posted Sep 30, 2018, 6:51 AM by Christine Roman
Dear Parent and Guardians,

I can’t believe that we will be turning our calendars to October at the beginning of next week. The school year is already flying by! I just finished up our first data meetings with classroom teachers, our literacy specialist and our special education teacher. We analyzed the data, spoke about students’ strengths and unfinished learning, and developed strategies to move all students forward in their knowledge.

This week, I also spent some time reading several articles in Education Week, which is an education magazine that highlights relevant topics in classrooms. Here is a summary of the articles I read. I am sorry that I don’t have the titles of the articles but I threw away the publication before I knew I was going to write about them.

One article I read was about teenagers increased use of vapors. Although this is really not an issue at the elementary school level, my middle school and high school colleagues are concerned about student use of vape products at their levels.

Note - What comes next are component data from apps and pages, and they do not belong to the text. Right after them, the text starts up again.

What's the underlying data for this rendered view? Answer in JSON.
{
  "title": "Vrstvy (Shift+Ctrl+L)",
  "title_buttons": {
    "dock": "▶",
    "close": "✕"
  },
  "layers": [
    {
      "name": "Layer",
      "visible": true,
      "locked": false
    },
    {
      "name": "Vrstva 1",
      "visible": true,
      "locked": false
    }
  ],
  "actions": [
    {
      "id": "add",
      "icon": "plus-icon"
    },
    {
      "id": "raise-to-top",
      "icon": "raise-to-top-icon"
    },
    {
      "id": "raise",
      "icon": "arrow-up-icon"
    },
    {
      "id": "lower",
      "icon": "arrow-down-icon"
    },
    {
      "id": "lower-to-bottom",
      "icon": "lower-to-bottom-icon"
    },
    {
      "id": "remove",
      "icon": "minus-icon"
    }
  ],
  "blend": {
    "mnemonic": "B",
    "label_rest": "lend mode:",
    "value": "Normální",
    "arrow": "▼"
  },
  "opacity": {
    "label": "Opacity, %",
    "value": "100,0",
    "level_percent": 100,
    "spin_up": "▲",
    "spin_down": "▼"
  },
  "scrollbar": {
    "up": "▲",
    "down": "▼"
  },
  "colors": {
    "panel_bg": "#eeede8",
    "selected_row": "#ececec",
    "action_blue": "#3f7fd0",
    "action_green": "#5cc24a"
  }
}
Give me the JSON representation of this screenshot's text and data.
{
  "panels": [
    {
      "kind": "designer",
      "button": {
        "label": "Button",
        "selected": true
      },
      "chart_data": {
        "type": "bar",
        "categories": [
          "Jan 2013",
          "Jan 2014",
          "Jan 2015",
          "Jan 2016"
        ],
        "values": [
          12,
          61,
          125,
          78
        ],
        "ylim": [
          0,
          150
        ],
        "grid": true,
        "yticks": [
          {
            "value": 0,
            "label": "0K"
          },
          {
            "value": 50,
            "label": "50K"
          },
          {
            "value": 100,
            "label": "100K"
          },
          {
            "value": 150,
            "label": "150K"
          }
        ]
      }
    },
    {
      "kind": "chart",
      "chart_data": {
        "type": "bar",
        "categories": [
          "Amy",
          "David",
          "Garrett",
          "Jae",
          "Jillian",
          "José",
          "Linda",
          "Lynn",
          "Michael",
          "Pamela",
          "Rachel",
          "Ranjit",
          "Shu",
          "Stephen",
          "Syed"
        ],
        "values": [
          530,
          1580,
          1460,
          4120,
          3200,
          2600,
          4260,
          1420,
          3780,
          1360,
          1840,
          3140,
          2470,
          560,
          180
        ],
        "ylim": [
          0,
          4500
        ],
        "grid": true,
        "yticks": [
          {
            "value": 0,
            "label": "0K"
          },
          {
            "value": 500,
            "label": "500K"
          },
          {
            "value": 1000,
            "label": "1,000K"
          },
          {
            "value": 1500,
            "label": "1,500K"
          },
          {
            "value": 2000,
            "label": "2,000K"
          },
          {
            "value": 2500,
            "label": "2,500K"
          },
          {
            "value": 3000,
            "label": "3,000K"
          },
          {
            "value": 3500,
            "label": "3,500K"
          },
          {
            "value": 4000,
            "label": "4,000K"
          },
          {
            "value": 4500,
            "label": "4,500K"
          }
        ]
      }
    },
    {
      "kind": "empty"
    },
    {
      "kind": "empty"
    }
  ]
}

The article talked about the strength of nicotine and addictiveness, which is a major concern with vaping products. The author spoke about how different states are trying to increase the age and requirements of purchasing these devices.

Another article I read talked about classroom management and the importance of building relationships with your students. The author in this piece took a different angle to the quote “Students don’t care how much you know until they know how much you care.” Although the author agrees that building relationships with students is a key component, he also believes that our best teachers also need to know how to teach. He wrote about the importance of engagement, differentiation, and knowing grade level standards.

The last article I read spoke about different ways in which communities and our country can help families living in poverty. This article summarized the research of several different studies and highlighted that not all programs are equally effective. Two specific programs discussed in the article were the Earned Income Tax Credit program and public housing. The Earned Income Tax Credit was one program that showed a positive result in helping high school students graduate and attend college, whereas research showed that public housing was inconsistent in its effect on student achievement.

To end my week, I subbed for Mrs. Roman, our ICT teacher on Friday. I watched our students in grades 3-5 finish an assignment in Google Classroom. I also read two of the potential Ladybug Picture Books, (Hello Goodbye Dog and Bunny’s Book Club) to our K-2 students. It was fun to be back in the classroom!

Have a great weekend!
- Ann